● **Task requirements**
Lines below that include "this" are the answer; copy each one.
##### The data
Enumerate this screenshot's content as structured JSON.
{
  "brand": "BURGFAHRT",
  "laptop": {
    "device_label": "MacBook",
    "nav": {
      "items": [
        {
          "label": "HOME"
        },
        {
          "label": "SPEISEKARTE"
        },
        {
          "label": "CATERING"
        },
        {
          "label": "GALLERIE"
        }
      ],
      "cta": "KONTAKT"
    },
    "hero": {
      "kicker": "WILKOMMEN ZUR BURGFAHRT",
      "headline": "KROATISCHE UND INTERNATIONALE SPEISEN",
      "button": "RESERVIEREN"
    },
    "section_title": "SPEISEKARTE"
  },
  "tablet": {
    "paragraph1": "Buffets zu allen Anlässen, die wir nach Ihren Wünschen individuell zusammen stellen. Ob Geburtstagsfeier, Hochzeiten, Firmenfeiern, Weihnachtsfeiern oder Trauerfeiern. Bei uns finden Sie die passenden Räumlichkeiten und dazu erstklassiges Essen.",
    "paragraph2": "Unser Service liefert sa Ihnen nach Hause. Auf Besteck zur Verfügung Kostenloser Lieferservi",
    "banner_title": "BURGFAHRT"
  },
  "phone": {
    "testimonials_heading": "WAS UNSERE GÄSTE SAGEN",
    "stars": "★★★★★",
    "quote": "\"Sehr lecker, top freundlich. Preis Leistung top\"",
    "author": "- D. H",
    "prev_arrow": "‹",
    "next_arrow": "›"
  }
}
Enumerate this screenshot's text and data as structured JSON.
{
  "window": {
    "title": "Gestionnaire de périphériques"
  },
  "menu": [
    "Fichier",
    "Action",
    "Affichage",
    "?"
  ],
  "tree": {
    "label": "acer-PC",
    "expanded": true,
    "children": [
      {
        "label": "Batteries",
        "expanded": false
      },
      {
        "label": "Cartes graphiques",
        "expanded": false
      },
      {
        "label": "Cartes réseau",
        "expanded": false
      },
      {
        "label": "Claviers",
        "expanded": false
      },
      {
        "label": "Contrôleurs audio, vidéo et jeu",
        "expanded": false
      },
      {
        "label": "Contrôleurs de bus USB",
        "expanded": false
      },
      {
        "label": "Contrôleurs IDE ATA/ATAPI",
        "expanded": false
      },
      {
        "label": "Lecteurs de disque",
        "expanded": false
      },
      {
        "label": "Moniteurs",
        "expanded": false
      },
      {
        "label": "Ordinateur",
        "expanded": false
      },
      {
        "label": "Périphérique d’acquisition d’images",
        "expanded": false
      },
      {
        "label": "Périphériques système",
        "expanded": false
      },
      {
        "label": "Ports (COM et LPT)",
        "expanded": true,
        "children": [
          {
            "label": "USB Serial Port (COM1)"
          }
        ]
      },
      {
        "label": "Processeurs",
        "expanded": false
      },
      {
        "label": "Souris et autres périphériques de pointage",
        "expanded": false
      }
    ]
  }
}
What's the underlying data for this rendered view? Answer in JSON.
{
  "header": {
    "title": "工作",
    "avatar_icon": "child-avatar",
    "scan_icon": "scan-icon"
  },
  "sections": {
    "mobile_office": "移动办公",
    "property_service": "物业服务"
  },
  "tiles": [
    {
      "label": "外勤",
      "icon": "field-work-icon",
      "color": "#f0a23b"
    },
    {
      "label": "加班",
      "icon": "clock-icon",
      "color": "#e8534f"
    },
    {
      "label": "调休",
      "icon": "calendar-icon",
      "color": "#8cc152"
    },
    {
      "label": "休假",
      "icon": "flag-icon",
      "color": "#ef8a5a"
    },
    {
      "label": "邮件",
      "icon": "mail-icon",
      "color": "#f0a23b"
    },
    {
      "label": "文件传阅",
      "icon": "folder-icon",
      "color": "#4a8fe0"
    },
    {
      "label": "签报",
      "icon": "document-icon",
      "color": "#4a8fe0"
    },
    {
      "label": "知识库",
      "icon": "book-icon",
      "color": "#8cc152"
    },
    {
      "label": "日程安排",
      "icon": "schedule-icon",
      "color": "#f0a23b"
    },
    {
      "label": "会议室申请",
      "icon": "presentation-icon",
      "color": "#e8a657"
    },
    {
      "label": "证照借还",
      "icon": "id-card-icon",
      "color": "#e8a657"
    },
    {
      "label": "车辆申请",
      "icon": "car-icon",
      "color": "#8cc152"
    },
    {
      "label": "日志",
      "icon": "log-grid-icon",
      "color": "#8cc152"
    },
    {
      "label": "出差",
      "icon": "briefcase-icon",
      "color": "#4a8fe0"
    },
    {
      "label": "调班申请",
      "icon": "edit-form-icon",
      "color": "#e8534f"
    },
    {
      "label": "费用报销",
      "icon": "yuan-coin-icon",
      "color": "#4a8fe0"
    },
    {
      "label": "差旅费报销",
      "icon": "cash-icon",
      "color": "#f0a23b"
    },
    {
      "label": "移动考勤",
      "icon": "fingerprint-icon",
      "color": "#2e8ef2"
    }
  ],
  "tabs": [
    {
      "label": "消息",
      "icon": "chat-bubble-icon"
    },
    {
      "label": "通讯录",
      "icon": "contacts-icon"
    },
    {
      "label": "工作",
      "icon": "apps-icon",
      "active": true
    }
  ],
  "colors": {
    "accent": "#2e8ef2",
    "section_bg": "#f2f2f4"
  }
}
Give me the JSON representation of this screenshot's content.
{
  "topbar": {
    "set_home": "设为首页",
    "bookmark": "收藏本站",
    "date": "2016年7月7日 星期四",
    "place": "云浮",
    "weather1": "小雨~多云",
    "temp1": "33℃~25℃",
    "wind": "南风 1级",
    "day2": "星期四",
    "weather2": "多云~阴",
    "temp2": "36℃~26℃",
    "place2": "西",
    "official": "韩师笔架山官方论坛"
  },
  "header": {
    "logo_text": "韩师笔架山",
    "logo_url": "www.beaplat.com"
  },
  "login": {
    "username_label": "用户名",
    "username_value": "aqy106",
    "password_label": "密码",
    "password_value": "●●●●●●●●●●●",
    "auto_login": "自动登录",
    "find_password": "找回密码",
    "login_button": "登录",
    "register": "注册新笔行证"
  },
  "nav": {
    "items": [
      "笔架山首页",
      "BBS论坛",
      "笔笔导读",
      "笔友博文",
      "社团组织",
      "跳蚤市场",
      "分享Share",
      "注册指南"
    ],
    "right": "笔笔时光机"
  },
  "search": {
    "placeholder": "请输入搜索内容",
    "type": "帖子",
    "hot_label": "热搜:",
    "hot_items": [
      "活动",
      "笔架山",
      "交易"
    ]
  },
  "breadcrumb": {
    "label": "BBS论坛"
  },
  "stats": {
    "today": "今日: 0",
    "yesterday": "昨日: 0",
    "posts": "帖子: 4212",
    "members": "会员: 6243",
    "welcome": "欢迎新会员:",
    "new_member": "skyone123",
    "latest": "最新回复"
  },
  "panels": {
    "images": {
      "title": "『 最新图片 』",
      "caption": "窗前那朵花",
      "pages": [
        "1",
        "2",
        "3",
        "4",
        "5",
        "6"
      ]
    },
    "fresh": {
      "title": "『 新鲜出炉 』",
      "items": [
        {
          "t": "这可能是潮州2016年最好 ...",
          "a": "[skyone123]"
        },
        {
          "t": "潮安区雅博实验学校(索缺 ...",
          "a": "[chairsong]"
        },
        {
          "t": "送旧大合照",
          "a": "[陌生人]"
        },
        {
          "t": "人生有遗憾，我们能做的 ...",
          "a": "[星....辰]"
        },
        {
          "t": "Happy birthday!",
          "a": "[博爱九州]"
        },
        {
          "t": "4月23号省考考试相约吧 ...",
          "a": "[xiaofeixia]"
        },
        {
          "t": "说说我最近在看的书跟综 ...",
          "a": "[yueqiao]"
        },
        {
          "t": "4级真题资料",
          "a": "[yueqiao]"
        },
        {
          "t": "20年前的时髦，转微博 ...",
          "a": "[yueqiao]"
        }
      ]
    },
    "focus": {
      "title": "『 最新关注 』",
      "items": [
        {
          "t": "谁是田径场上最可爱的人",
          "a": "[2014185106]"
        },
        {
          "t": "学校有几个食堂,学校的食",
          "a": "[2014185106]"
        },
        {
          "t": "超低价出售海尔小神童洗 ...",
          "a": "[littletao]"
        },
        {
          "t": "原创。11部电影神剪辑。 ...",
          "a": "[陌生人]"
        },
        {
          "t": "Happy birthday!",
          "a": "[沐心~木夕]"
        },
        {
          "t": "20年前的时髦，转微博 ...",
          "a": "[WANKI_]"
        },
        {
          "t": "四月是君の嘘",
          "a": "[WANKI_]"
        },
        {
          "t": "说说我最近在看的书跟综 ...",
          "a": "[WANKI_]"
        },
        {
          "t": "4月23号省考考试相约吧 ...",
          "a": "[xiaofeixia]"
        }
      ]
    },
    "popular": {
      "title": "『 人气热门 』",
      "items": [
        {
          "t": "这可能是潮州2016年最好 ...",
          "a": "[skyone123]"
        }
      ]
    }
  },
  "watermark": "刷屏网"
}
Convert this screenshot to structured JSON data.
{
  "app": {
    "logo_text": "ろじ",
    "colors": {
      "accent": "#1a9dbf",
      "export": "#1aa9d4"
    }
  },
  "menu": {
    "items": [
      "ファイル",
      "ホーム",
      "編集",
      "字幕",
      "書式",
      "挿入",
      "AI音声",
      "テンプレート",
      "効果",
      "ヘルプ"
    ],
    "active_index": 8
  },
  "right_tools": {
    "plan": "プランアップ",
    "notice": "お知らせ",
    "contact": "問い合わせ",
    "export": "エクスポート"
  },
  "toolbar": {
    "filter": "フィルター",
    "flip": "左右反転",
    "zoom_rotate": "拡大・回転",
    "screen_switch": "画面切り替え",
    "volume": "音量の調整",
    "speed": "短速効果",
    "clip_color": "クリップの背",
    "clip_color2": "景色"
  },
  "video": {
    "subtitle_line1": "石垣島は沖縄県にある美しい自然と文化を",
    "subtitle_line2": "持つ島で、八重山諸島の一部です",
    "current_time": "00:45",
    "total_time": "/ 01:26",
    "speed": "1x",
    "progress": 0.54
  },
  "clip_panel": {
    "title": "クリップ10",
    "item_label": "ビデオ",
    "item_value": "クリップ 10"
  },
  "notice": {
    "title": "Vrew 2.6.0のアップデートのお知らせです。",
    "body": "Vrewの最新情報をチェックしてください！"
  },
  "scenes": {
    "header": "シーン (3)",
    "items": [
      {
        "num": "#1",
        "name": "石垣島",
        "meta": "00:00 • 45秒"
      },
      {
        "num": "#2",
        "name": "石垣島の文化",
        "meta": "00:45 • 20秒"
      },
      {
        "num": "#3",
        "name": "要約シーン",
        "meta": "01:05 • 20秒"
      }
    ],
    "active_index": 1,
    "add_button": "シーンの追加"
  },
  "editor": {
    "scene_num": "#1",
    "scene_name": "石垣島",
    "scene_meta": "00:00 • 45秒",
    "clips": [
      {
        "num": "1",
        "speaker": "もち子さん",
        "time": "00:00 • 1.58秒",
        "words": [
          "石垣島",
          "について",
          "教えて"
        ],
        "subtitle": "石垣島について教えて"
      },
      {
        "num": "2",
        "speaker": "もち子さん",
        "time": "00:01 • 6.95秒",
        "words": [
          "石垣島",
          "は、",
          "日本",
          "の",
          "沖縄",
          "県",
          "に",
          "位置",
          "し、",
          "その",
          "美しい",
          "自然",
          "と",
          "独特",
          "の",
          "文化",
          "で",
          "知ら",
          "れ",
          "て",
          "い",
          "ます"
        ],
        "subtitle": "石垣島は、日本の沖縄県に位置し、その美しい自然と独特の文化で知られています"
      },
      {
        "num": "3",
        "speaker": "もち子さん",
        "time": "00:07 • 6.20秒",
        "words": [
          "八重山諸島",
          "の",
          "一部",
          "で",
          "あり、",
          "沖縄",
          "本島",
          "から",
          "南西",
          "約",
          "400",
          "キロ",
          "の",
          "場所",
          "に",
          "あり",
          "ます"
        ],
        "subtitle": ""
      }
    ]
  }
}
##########
● **Exercise solution**
Enumerate this screenshot's content as structured JSON.
Enumerate this screenshot's text and data as structured JSON.
What's the underlying data for this rendered view? Answer in JSON.
Give me the JSON representation of this screenshot's content.
Convert this screenshot to structured JSON data.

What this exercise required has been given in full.